The Dark Ages – it is a term that brings images of war, destruction and death – like the domain of the evil character in a good fantasy novel. How did the term ‘Dark Ages’ become synonymous with the Middle Ages, and why do we still refer to it like that?
History is full of people talking about how they are living in a ‘dark time’ or in ‘age of light’ – it is an easy metaphor to explain that you are living in good or bad times. It would be used again by the 14th century Italian poet Petrarch, who was a great admirer of the ancient Romans and Greeks. He would compare those times with his own, and found that he wasn’t very happy with the present-day situation. In one of his works he writes,
My fate is to live among varied and confusing storms. But for you perhaps, if as I hope and wish you will live long after me, there will follow a better age. This sleep of forgetfulness will not last for ever. When the darkness has been dispersed, our descendants can come again in the former pure radiance.
His views would be taken up by other Italian scholars – by the late 14th and 15th centuries they were having an intellectual and artistic boom, and began seeing themselves as following in the footsteps of the ancients.
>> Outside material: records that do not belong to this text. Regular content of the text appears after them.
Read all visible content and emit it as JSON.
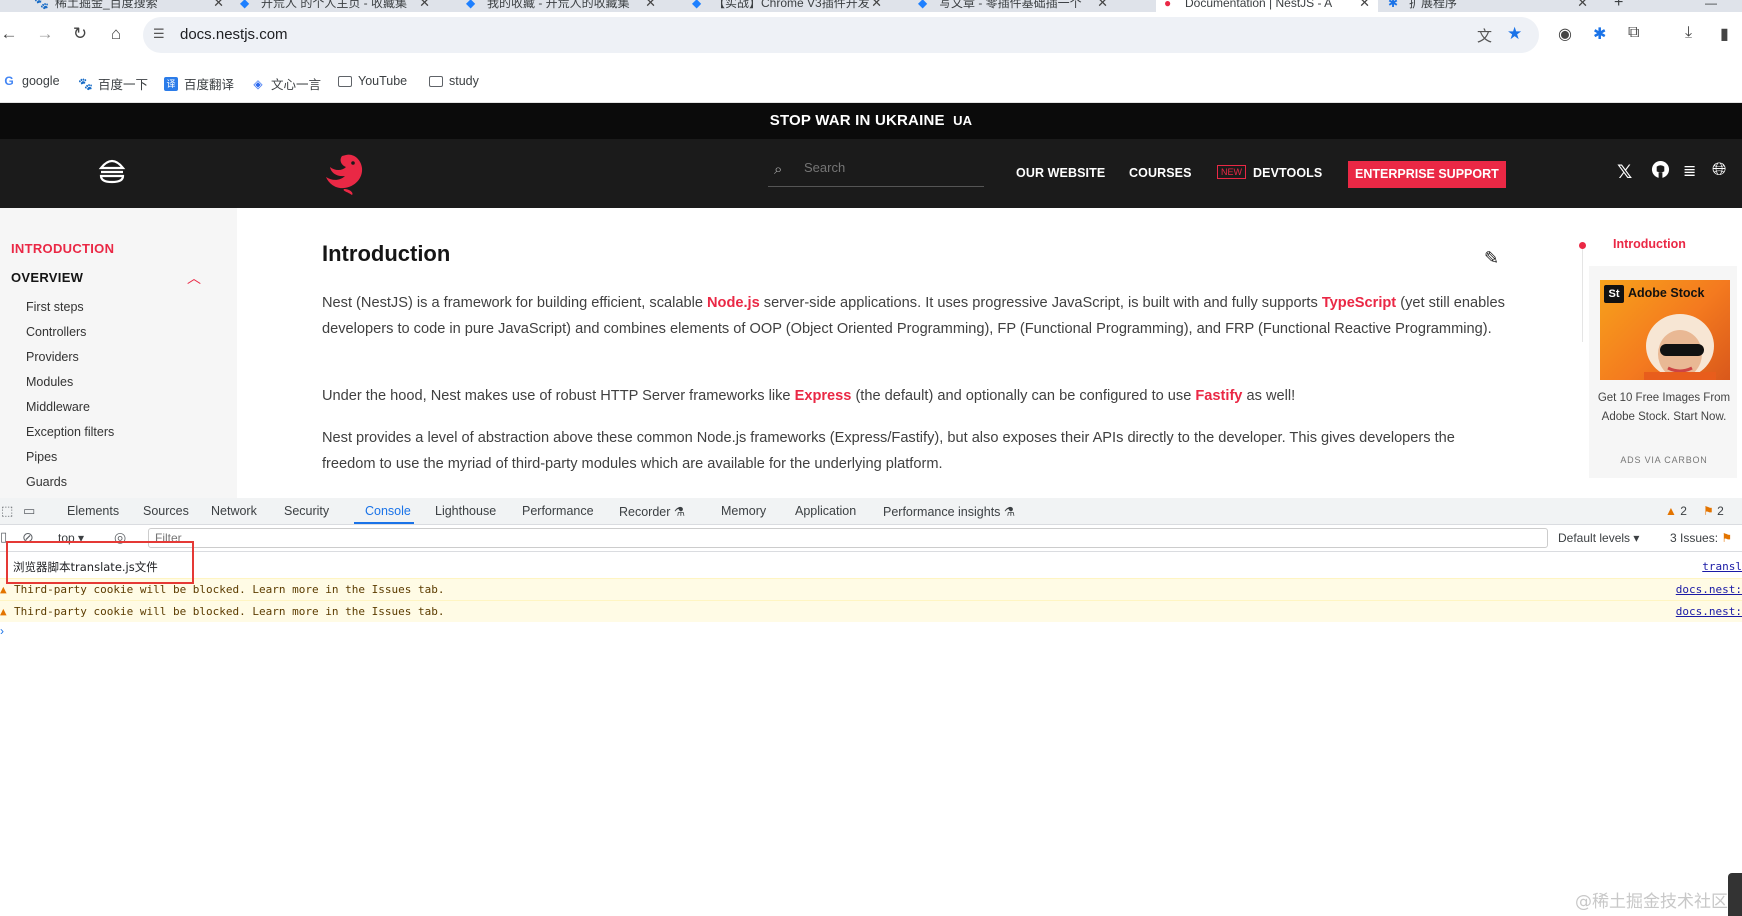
{
  "browser": {
    "tabs": [
      {
        "title": "稀土掘金_百度搜索"
      },
      {
        "title": "开荒人 的个人主页 - 收藏集"
      },
      {
        "title": "我的收藏 - 开荒人的收藏集"
      },
      {
        "title": "【实战】Chrome V3插件开发"
      },
      {
        "title": "写文章 - 零插件基础插一个"
      },
      {
        "title": "Documentation | NestJS - A"
      },
      {
        "title": "扩展程序"
      }
    ],
    "new_tab": "+",
    "url": "docs.nestjs.com",
    "bookmarks": [
      "google",
      "百度一下",
      "百度翻译",
      "文心一言",
      "YouTube",
      "study"
    ]
  },
  "banner": {
    "text": "STOP WAR IN UKRAINE",
    "badge": "UA"
  },
  "nav": {
    "search_placeholder": "Search",
    "links": [
      "OUR WEBSITE",
      "COURSES",
      "DEVTOOLS"
    ],
    "new_badge": "NEW",
    "enterprise": "ENTERPRISE SUPPORT"
  },
  "sidebar": {
    "intro": "INTRODUCTION",
    "overview": "OVERVIEW",
    "items": [
      "First steps",
      "Controllers",
      "Providers",
      "Modules",
      "Middleware",
      "Exception filters",
      "Pipes",
      "Guards"
    ]
  },
  "content": {
    "title": "Introduction",
    "p1": [
      "Nest (NestJS) is a framework for building efficient, scalable ",
      "Node.js",
      " server-side applications. It uses progressive JavaScript, is built with and fully supports ",
      "TypeScript",
      " (yet still enables developers to code in pure JavaScript) and combines elements of OOP (Object Oriented Programming), FP (Functional Programming), and FRP (Functional Reactive Programming)."
    ],
    "p2": [
      "Under the hood, Nest makes use of robust HTTP Server frameworks like ",
      "Express",
      " (the default) and optionally can be configured to use ",
      "Fastify",
      " as well!"
    ],
    "p3": "Nest provides a level of abstraction above these common Node.js frameworks (Express/Fastify), but also exposes their APIs directly to the developer. This gives developers the freedom to use the myriad of third-party modules which are available for the underlying platform."
  },
  "toc": {
    "active": "Introduction"
  },
  "ad": {
    "brand": "Adobe Stock",
    "logo": "St",
    "text": "Get 10 Free Images From Adobe Stock. Start Now.",
    "via": "ADS VIA CARBON"
  },
  "devtools": {
    "tabs": [
      "Elements",
      "Sources",
      "Network",
      "Security",
      "Console",
      "Lighthouse",
      "Performance",
      "Recorder ⚗",
      "Memory",
      "Application",
      "Performance insights ⚗"
    ],
    "active_tab": "Console",
    "warnings_count": "2",
    "issues_badge": "2",
    "context": "top",
    "filter_placeholder": "Filter",
    "levels": "Default levels",
    "issues_label": "3 Issues:",
    "issues_count": "3",
    "log": {
      "text": "浏览器脚本translate.js文件",
      "source": "transl"
    },
    "warnings": [
      {
        "text": "Third-party cookie will be blocked. Learn more in the Issues tab.",
        "source": "docs.nest:"
      },
      {
        "text": "Third-party cookie will be blocked. Learn more in the Issues tab.",
        "source": "docs.nest:"
      }
    ]
  },
  "watermark": "@稀土掘金技术社区",
  "colors": {
    "accent": "#ea2845",
    "devtools_blue": "#1a73e8",
    "warn_bg": "#fffbe5"
  }
}
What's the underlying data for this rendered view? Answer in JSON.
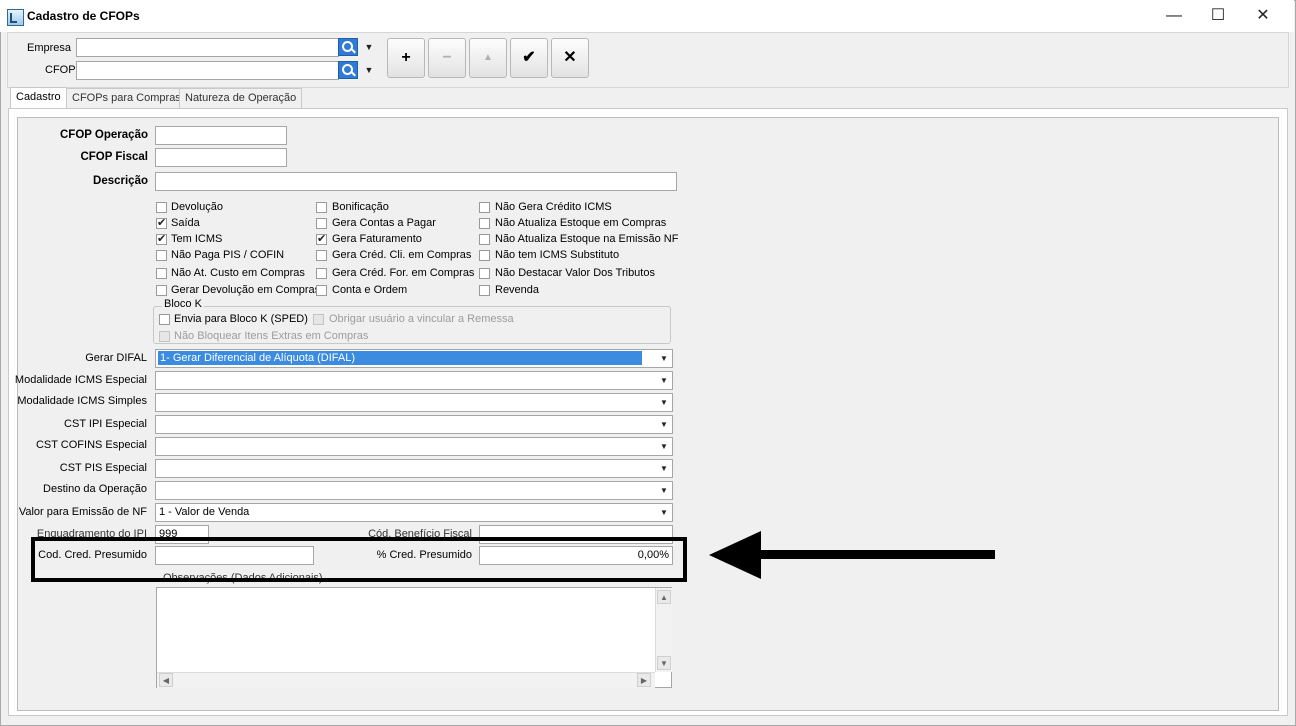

Janet Nelson explains that, at least in their minds, they were “confidently believing theirs was a time of reborn classical culture, they rescued Greek from near-oblivion, removed errors from Latin, cleared fog from philosophy, crassness from theology, crudeness from art.”
These writers began to see history as divided into three phases – their was the Classical Age, which was time of Greek wisdom, Roman power, and when Jesus Christ walked in this world; and their own time, a Renaissance when things were getting better. Meanwhile, there were all those centuries in between – from the fall of the Roman Empire in the fifth century to just before their own time. After a little while it got the name ‘Middle Ages’ (or Medium Aevum in Latin). The Italian writers just saw it as a time when everything was in decline, when the great buildings of Rome like the Colosseum were slowly crumbling and when no one was producing great works of literature.
The idea of a Middle Ages would spread to other historians around Europe. However, the term Dark Ages is something usually found in just English writing. By the seventeenth and eighteenth centuries you have historians like Edward Gibbon referring to this time as “the darkness of the middle ages” and portraying life during this time as full of either uncultured barbarians, evil tyrants or superstitious peasants. By the nineteenth century the Dark Ages and the Middle Ages meant the same thing.
Since then historians have become more positive about the medieval period and its achievements – and the idea that people were living in the Dark Ages is getting used less and less, at least among academic medievalists.
Some English historians will say if there is any kind of ‘Dark Ages’ in medieval history, it is during the earliest part of the Middle Ages, right after the fall of Roman power in Britain around the fifth and sixth centuries. Its a period that has few surviving written sources, so we don’t know very much about what happened then.
While medieval academics might roll their eyes a bit when they hear the term the Dark Ages, that idea is probably going to survive in the public’s mind for a while longer. However, we should be glad that the other names given to the Middle Ages – including the Barbarous Ages, the Obscure Ages, the Leaden Ages, the Monkish Ages and the Muddy Ages – did not get as popular!
Theodor Ernst Mommsen, ‘Petrarch’s Conception of the ‘‘Dark Ages’’’, Speculum Vol.17 (1942)
Janet L. Nelson, ‘The Dark Ages,’ History Workshop Journal, Vol.63:1 (2007)
Top Image: Night Landscape with Ruined Monastery, by Lluís Rigalt (1814 – 1894)